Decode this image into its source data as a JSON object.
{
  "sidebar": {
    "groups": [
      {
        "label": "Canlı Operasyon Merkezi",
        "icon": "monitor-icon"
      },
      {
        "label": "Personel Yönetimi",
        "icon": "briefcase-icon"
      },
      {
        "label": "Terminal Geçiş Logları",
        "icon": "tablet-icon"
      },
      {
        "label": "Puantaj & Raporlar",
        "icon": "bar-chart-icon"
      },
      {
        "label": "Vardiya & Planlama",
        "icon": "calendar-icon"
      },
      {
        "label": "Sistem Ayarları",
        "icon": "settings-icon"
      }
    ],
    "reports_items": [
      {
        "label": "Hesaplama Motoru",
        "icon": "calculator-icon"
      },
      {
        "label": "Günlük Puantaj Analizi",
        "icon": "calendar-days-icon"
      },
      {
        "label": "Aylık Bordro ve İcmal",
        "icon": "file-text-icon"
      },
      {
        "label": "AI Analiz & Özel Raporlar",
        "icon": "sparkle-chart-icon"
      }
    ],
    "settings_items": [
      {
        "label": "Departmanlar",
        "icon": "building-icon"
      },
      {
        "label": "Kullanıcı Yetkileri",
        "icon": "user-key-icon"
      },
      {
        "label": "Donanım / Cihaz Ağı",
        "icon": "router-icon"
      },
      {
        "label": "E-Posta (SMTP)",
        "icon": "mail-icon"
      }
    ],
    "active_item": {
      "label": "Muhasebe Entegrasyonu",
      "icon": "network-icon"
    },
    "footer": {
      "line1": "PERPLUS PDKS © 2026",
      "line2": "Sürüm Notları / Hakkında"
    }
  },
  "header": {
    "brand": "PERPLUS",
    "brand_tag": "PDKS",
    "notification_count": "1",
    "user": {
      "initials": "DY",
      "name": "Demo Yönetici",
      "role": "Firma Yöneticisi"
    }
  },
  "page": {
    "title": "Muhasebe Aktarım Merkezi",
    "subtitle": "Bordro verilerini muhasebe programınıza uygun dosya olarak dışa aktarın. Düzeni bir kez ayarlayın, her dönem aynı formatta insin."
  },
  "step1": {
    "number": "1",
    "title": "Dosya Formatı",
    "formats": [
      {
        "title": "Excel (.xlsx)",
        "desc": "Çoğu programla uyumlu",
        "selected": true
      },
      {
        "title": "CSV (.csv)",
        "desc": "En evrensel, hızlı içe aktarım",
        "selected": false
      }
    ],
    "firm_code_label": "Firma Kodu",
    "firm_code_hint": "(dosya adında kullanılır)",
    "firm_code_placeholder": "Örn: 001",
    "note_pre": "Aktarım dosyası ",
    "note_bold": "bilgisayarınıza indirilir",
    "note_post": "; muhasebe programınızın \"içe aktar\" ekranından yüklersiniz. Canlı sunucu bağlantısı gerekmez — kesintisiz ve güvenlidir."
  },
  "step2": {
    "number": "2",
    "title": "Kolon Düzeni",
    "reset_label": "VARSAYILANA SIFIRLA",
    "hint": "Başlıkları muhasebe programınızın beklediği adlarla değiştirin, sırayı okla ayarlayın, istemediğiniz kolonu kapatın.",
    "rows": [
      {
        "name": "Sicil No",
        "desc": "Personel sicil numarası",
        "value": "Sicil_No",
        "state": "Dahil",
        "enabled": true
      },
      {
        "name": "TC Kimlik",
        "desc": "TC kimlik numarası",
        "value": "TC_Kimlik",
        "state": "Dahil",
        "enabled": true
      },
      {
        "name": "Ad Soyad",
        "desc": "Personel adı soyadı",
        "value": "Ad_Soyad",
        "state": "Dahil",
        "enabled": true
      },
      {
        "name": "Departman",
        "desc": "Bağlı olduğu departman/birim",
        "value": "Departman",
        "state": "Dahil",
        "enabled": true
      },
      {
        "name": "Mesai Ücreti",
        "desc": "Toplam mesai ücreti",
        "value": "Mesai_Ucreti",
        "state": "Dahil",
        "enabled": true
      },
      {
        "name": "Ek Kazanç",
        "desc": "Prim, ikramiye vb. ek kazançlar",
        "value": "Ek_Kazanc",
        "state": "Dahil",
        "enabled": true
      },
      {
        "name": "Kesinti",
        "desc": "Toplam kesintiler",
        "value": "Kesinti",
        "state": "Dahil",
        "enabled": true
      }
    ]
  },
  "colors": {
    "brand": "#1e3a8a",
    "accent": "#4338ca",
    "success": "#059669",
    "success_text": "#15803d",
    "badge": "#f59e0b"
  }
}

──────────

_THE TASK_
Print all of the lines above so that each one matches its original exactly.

_FINAL ANSWER_
Decode this image into its source data as a JSON object.
{
  "sidebar": {
    "groups": [
      {
        "label": "Canlı Operasyon Merkezi",
        "icon": "monitor-icon"
      },
      {
        "label": "Personel Yönetimi",
        "icon": "briefcase-icon"
      },
      {
        "label": "Terminal Geçiş Logları",
        "icon": "tablet-icon"
      },
      {
        "label": "Puantaj & Raporlar",
        "icon": "bar-chart-icon"
      },
      {
        "label": "Vardiya & Planlama",
        "icon": "calendar-icon"
      },
      {
        "label": "Sistem Ayarları",
        "icon": "settings-icon"
      }
    ],
    "reports_items": [
      {
        "label": "Hesaplama Motoru",
        "icon": "calculator-icon"
      },
      {
        "label": "Günlük Puantaj Analizi",
        "icon": "calendar-days-icon"
      },
      {
        "label": "Aylık Bordro ve İcmal",
        "icon": "file-text-icon"
      },
      {
        "label": "AI Analiz & Özel Raporlar",
        "icon": "sparkle-chart-icon"
      }
    ],
    "settings_items": [
      {
        "label": "Departmanlar",
        "icon": "building-icon"
      },
      {
        "label": "Kullanıcı Yetkileri",
        "icon": "user-key-icon"
      },
      {
        "label": "Donanım / Cihaz Ağı",
        "icon": "router-icon"
      },
      {
        "label": "E-Posta (SMTP)",
        "icon": "mail-icon"
      }
    ],
    "active_item": {
      "label": "Muhasebe Entegrasyonu",
      "icon": "network-icon"
    },
    "footer": {
      "line1": "PERPLUS PDKS © 2026",
      "line2": "Sürüm Notları / Hakkında"
    }
  },
  "header": {
    "brand": "PERPLUS",
    "brand_tag": "PDKS",
    "notification_count": "1",
    "user": {
      "initials": "DY",
      "name": "Demo Yönetici",
      "role": "Firma Yöneticisi"
    }
  },
  "page": {
    "title": "Muhasebe Aktarım Merkezi",
    "subtitle": "Bordro verilerini muhasebe programınıza uygun dosya olarak dışa aktarın. Düzeni bir kez ayarlayın, her dönem aynı formatta insin."
  },
  "step1": {
    "number": "1",
    "title": "Dosya Formatı",
    "formats": [
      {
        "title": "Excel (.xlsx)",
        "desc": "Çoğu programla uyumlu",
        "selected": true
      },
      {
        "title": "CSV (.csv)",
        "desc": "En evrensel, hızlı içe aktarım",
        "selected": false
      }
    ],
    "firm_code_label": "Firma Kodu",
    "firm_code_hint": "(dosya adında kullanılır)",
    "firm_code_placeholder": "Örn: 001",
    "note_pre": "Aktarım dosyası ",
    "note_bold": "bilgisayarınıza indirilir",
    "note_post": "; muhasebe programınızın \"içe aktar\" ekranından yüklersiniz. Canlı sunucu bağlantısı gerekmez — kesintisiz ve güvenlidir."
  },
  "step2": {
    "number": "2",
    "title": "Kolon Düzeni",
    "reset_label": "VARSAYILANA SIFIRLA",
    "hint": "Başlıkları muhasebe programınızın beklediği adlarla değiştirin, sırayı okla ayarlayın, istemediğiniz kolonu kapatın.",
    "rows": [
      {
        "name": "Sicil No",
        "desc": "Personel sicil numarası",
        "value": "Sicil_No",
        "state": "Dahil",
        "enabled": true
      },
      {
        "name": "TC Kimlik",
        "desc": "TC kimlik numarası",
        "value": "TC_Kimlik",
        "state": "Dahil",
        "enabled": true
      },
      {
        "name": "Ad Soyad",
        "desc": "Personel adı soyadı",
        "value": "Ad_Soyad",
        "state": "Dahil",
        "enabled": true
      },
      {
        "name": "Departman",
        "desc": "Bağlı olduğu departman/birim",
        "value": "Departman",
        "state": "Dahil",
        "enabled": true
      },
      {
        "name": "Mesai Ücreti",
        "desc": "Toplam mesai ücreti",
        "value": "Mesai_Ucreti",
        "state": "Dahil",
        "enabled": true
      },
      {
        "name": "Ek Kazanç",
        "desc": "Prim, ikramiye vb. ek kazançlar",
        "value": "Ek_Kazanc",
        "state": "Dahil",
        "enabled": true
      },
      {
        "name": "Kesinti",
        "desc": "Toplam kesintiler",
        "value": "Kesinti",
        "state": "Dahil",
        "enabled": true
      }
    ]
  },
  "colors": {
    "brand": "#1e3a8a",
    "accent": "#4338ca",
    "success": "#059669",
    "success_text": "#15803d",
    "badge": "#f59e0b"
  }
}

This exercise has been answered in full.